**PROBLEM**
In the records below, how many lines hold the word "Dropbox"? Give only the number.

**MATERIAL PROVIDED**
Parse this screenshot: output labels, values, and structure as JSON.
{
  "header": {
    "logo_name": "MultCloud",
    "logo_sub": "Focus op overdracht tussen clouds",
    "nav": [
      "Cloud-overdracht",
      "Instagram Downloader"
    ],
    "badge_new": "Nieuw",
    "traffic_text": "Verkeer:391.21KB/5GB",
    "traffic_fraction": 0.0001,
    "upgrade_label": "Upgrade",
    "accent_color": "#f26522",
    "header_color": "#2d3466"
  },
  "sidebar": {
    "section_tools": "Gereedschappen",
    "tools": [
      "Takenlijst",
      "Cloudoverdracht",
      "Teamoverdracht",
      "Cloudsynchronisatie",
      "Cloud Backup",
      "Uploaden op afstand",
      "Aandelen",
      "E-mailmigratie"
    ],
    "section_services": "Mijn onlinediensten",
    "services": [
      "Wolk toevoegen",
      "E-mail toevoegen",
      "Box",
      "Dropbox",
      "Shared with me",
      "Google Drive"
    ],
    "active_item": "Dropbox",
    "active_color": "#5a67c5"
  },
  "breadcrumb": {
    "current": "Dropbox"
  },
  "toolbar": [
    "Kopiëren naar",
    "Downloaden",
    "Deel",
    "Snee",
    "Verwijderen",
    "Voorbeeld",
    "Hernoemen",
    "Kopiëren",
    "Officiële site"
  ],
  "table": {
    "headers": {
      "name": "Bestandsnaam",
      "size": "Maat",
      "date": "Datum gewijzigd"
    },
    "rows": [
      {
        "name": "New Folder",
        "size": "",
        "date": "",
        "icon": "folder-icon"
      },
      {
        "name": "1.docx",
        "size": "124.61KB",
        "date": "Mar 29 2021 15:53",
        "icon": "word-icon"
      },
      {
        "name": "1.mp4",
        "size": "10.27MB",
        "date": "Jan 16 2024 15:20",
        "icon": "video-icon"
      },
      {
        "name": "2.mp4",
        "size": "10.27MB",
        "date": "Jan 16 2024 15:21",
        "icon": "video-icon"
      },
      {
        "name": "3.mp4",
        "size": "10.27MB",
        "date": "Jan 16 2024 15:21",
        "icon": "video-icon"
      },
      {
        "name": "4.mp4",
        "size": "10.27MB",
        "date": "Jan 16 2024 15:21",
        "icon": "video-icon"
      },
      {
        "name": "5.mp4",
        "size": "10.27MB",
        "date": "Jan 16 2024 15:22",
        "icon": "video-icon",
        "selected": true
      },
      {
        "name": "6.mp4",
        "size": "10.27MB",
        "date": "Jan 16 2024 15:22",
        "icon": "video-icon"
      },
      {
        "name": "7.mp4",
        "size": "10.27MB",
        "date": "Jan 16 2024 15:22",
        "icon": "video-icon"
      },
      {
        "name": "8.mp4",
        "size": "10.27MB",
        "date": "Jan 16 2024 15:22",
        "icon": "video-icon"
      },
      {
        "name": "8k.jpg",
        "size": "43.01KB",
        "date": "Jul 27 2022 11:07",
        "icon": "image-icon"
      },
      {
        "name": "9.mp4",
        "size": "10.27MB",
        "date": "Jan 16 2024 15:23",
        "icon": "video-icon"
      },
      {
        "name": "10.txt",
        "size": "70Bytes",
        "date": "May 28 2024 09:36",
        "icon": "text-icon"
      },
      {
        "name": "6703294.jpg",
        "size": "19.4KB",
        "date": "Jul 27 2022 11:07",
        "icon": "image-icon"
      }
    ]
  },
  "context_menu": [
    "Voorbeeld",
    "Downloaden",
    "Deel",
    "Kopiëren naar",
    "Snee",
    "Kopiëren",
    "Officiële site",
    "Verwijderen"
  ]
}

**REPLY**
3